WHAT TO DO> Lines in the listing under this task are to be copied exactly.

MATERIAL TO PROCESS>
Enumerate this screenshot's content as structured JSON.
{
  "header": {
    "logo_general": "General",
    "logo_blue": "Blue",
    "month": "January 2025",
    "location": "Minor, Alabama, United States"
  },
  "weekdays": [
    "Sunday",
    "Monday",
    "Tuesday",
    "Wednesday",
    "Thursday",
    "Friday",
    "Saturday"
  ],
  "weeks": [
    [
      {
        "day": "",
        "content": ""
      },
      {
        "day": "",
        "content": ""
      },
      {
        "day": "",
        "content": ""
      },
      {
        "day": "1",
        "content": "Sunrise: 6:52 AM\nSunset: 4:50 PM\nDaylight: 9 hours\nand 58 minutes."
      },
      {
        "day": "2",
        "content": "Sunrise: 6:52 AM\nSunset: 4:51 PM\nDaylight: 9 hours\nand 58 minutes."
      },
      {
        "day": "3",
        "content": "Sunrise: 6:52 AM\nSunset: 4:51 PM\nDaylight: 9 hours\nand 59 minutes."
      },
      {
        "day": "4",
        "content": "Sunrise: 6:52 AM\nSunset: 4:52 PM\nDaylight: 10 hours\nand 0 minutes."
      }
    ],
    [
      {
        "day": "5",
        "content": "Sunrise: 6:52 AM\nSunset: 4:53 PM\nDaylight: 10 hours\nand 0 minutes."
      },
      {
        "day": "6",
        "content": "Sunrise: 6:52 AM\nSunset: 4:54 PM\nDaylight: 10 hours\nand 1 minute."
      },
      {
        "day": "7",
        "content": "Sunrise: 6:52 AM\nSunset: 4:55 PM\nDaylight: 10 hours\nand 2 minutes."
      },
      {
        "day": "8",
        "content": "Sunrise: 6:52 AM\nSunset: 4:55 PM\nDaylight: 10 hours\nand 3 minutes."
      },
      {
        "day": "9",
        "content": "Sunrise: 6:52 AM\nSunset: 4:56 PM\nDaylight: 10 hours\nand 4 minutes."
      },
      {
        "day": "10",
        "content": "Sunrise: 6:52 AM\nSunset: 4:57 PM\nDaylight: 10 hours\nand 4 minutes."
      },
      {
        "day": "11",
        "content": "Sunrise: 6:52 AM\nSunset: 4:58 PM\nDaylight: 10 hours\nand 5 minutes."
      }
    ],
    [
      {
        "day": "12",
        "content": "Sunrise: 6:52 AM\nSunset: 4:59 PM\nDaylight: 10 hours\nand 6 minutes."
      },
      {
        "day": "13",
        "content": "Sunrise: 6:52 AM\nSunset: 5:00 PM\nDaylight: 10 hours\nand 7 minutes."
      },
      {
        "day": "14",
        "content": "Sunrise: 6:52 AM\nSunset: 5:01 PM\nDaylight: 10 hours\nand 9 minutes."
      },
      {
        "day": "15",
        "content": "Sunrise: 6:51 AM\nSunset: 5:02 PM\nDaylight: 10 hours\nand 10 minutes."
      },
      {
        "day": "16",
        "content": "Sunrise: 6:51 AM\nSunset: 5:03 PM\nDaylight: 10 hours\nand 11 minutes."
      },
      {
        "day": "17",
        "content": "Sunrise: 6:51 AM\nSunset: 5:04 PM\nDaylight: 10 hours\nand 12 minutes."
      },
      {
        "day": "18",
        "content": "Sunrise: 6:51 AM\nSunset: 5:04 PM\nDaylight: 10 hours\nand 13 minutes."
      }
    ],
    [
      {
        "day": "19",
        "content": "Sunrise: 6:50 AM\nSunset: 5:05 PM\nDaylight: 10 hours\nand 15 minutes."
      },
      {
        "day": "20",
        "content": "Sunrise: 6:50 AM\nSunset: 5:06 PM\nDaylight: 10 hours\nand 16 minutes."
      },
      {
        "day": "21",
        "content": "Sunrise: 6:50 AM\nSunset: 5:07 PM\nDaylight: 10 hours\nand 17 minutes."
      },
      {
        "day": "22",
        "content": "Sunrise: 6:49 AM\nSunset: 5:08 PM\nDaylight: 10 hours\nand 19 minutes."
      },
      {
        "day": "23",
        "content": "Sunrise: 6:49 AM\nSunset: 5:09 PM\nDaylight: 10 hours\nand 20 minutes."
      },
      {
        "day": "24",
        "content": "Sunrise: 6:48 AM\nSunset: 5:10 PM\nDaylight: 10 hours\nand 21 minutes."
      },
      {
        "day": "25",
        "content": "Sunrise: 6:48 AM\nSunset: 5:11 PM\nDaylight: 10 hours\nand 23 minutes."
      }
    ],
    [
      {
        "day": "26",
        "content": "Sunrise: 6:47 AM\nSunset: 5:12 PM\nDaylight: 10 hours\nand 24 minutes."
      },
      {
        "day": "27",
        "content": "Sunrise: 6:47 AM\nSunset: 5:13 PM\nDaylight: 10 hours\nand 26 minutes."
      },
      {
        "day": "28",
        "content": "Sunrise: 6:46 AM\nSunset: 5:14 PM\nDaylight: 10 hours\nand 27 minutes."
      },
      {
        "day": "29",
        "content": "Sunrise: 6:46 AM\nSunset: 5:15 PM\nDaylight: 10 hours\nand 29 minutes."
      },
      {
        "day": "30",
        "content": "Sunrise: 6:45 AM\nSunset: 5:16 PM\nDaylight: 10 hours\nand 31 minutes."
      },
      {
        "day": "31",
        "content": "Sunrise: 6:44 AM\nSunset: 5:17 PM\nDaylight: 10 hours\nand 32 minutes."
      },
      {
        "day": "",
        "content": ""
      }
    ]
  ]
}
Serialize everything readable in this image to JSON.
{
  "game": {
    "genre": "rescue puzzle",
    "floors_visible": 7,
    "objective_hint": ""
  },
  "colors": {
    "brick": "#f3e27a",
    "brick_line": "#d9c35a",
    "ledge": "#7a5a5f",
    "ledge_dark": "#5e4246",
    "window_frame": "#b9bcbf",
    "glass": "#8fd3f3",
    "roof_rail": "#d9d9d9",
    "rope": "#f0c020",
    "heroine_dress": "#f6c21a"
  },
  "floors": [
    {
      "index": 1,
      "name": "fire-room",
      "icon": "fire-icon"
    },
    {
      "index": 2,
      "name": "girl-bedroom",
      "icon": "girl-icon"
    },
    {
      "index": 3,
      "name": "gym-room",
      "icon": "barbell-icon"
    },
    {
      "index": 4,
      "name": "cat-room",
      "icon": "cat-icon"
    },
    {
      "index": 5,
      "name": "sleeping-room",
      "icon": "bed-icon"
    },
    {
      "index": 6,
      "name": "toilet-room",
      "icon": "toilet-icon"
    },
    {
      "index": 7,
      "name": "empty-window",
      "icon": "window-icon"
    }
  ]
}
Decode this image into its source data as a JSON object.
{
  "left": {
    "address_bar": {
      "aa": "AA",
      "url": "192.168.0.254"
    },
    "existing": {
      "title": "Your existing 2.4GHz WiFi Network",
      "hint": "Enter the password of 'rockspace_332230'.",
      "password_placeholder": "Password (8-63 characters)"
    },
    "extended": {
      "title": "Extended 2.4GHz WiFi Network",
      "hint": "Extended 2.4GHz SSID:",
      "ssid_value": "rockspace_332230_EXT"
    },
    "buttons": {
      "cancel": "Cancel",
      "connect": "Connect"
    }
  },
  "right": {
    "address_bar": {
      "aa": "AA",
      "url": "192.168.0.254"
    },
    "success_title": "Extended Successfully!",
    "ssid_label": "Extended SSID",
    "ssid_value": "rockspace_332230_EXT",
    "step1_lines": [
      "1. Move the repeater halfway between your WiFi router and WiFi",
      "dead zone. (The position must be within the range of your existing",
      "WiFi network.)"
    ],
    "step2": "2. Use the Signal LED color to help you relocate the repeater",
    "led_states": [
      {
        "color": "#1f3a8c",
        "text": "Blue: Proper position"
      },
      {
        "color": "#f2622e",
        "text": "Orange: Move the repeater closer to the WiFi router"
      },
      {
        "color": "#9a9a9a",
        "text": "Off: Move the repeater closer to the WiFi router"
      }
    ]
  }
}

EXERCISE RESULT>
Enumerate this screenshot's content as structured JSON.
{
  "header": {
    "logo_general": "General",
    "logo_blue": "Blue",
    "month": "January 2025",
    "location": "Minor, Alabama, United States"
  },
  "weekdays": [
    "Sunday",
    "Monday",
    "Tuesday",
    "Wednesday",
    "Thursday",
    "Friday",
    "Saturday"
  ],
  "weeks": [
    [
      {
        "day": "",
        "content": ""
      },
      {
        "day": "",
        "content": ""
      },
      {
        "day": "",
        "content": ""
      },
      {
        "day": "1",
        "content": "Sunrise: 6:52 AM\nSunset: 4:50 PM\nDaylight: 9 hours\nand 58 minutes."
      },
      {
        "day": "2",
        "content": "Sunrise: 6:52 AM\nSunset: 4:51 PM\nDaylight: 9 hours\nand 58 minutes."
      },
      {
        "day": "3",
        "content": "Sunrise: 6:52 AM\nSunset: 4:51 PM\nDaylight: 9 hours\nand 59 minutes."
      },
      {
        "day": "4",
        "content": "Sunrise: 6:52 AM\nSunset: 4:52 PM\nDaylight: 10 hours\nand 0 minutes."
      }
    ],
    [
      {
        "day": "5",
        "content": "Sunrise: 6:52 AM\nSunset: 4:53 PM\nDaylight: 10 hours\nand 0 minutes."
      },
      {
        "day": "6",
        "content": "Sunrise: 6:52 AM\nSunset: 4:54 PM\nDaylight: 10 hours\nand 1 minute."
      },
      {
        "day": "7",
        "content": "Sunrise: 6:52 AM\nSunset: 4:55 PM\nDaylight: 10 hours\nand 2 minutes."
      },
      {
        "day": "8",
        "content": "Sunrise: 6:52 AM\nSunset: 4:55 PM\nDaylight: 10 hours\nand 3 minutes."
      },
      {
        "day": "9",
        "content": "Sunrise: 6:52 AM\nSunset: 4:56 PM\nDaylight: 10 hours\nand 4 minutes."
      },
      {
        "day": "10",
        "content": "Sunrise: 6:52 AM\nSunset: 4:57 PM\nDaylight: 10 hours\nand 4 minutes."
      },
      {
        "day": "11",
        "content": "Sunrise: 6:52 AM\nSunset: 4:58 PM\nDaylight: 10 hours\nand 5 minutes."
      }
    ],
    [
      {
        "day": "12",
        "content": "Sunrise: 6:52 AM\nSunset: 4:59 PM\nDaylight: 10 hours\nand 6 minutes."
      },
      {
        "day": "13",
        "content": "Sunrise: 6:52 AM\nSunset: 5:00 PM\nDaylight: 10 hours\nand 7 minutes."
      },
      {
        "day": "14",
        "content": "Sunrise: 6:52 AM\nSunset: 5:01 PM\nDaylight: 10 hours\nand 9 minutes."
      },
      {
        "day": "15",
        "content": "Sunrise: 6:51 AM\nSunset: 5:02 PM\nDaylight: 10 hours\nand 10 minutes."
      },
      {
        "day": "16",
        "content": "Sunrise: 6:51 AM\nSunset: 5:03 PM\nDaylight: 10 hours\nand 11 minutes."
      },
      {
        "day": "17",
        "content": "Sunrise: 6:51 AM\nSunset: 5:04 PM\nDaylight: 10 hours\nand 12 minutes."
      },
      {
        "day": "18",
        "content": "Sunrise: 6:51 AM\nSunset: 5:04 PM\nDaylight: 10 hours\nand 13 minutes."
      }
    ],
    [
      {
        "day": "19",
        "content": "Sunrise: 6:50 AM\nSunset: 5:05 PM\nDaylight: 10 hours\nand 15 minutes."
      },
      {
        "day": "20",
        "content": "Sunrise: 6:50 AM\nSunset: 5:06 PM\nDaylight: 10 hours\nand 16 minutes."
      },
      {
        "day": "21",
        "content": "Sunrise: 6:50 AM\nSunset: 5:07 PM\nDaylight: 10 hours\nand 17 minutes."
      },
      {
        "day": "22",
        "content": "Sunrise: 6:49 AM\nSunset: 5:08 PM\nDaylight: 10 hours\nand 19 minutes."
      },
      {
        "day": "23",
        "content": "Sunrise: 6:49 AM\nSunset: 5:09 PM\nDaylight: 10 hours\nand 20 minutes."
      },
      {
        "day": "24",
        "content": "Sunrise: 6:48 AM\nSunset: 5:10 PM\nDaylight: 10 hours\nand 21 minutes."
      },
      {
        "day": "25",
        "content": "Sunrise: 6:48 AM\nSunset: 5:11 PM\nDaylight: 10 hours\nand 23 minutes."
      }
    ],
    [
      {
        "day": "26",
        "content": "Sunrise: 6:47 AM\nSunset: 5:12 PM\nDaylight: 10 hours\nand 24 minutes."
      },
      {
        "day": "27",
        "content": "Sunrise: 6:47 AM\nSunset: 5:13 PM\nDaylight: 10 hours\nand 26 minutes."
      },
      {
        "day": "28",
        "content": "Sunrise: 6:46 AM\nSunset: 5:14 PM\nDaylight: 10 hours\nand 27 minutes."
      },
      {
        "day": "29",
        "content": "Sunrise: 6:46 AM\nSunset: 5:15 PM\nDaylight: 10 hours\nand 29 minutes."
      },
      {
        "day": "30",
        "content": "Sunrise: 6:45 AM\nSunset: 5:16 PM\nDaylight: 10 hours\nand 31 minutes."
      },
      {
        "day": "31",
        "content": "Sunrise: 6:44 AM\nSunset: 5:17 PM\nDaylight: 10 hours\nand 32 minutes."
      },
      {
        "day": "",
        "content": ""
      }
    ]
  ]
}
Serialize everything readable in this image to JSON.
{
  "game": {
    "genre": "rescue puzzle",
    "floors_visible": 7,
    "objective_hint": ""
  },
  "colors": {
    "brick": "#f3e27a",
    "brick_line": "#d9c35a",
    "ledge": "#7a5a5f",
    "ledge_dark": "#5e4246",
    "window_frame": "#b9bcbf",
    "glass": "#8fd3f3",
    "roof_rail": "#d9d9d9",
    "rope": "#f0c020",
    "heroine_dress": "#f6c21a"
  },
  "floors": [
    {
      "index": 1,
      "name": "fire-room",
      "icon": "fire-icon"
    },
    {
      "index": 2,
      "name": "girl-bedroom",
      "icon": "girl-icon"
    },
    {
      "index": 3,
      "name": "gym-room",
      "icon": "barbell-icon"
    },
    {
      "index": 4,
      "name": "cat-room",
      "icon": "cat-icon"
    },
    {
      "index": 5,
      "name": "sleeping-room",
      "icon": "bed-icon"
    },
    {
      "index": 6,
      "name": "toilet-room",
      "icon": "toilet-icon"
    },
    {
      "index": 7,
      "name": "empty-window",
      "icon": "window-icon"
    }
  ]
}
Decode this image into its source data as a JSON object.
{
  "left": {
    "address_bar": {
      "aa": "AA",
      "url": "192.168.0.254"
    },
    "existing": {
      "title": "Your existing 2.4GHz WiFi Network",
      "hint": "Enter the password of 'rockspace_332230'.",
      "password_placeholder": "Password (8-63 characters)"
    },
    "extended": {
      "title": "Extended 2.4GHz WiFi Network",
      "hint": "Extended 2.4GHz SSID:",
      "ssid_value": "rockspace_332230_EXT"
    },
    "buttons": {
      "cancel": "Cancel",
      "connect": "Connect"
    }
  },
  "right": {
    "address_bar": {
      "aa": "AA",
      "url": "192.168.0.254"
    },
    "success_title": "Extended Successfully!",
    "ssid_label": "Extended SSID",
    "ssid_value": "rockspace_332230_EXT",
    "step1_lines": [
      "1. Move the repeater halfway between your WiFi router and WiFi",
      "dead zone. (The position must be within the range of your existing",
      "WiFi network.)"
    ],
    "step2": "2. Use the Signal LED color to help you relocate the repeater",
    "led_states": [
      {
        "color": "#1f3a8c",
        "text": "Blue: Proper position"
      },
      {
        "color": "#f2622e",
        "text": "Orange: Move the repeater closer to the WiFi router"
      },
      {
        "color": "#9a9a9a",
        "text": "Off: Move the repeater closer to the WiFi router"
      }
    ]
  }
}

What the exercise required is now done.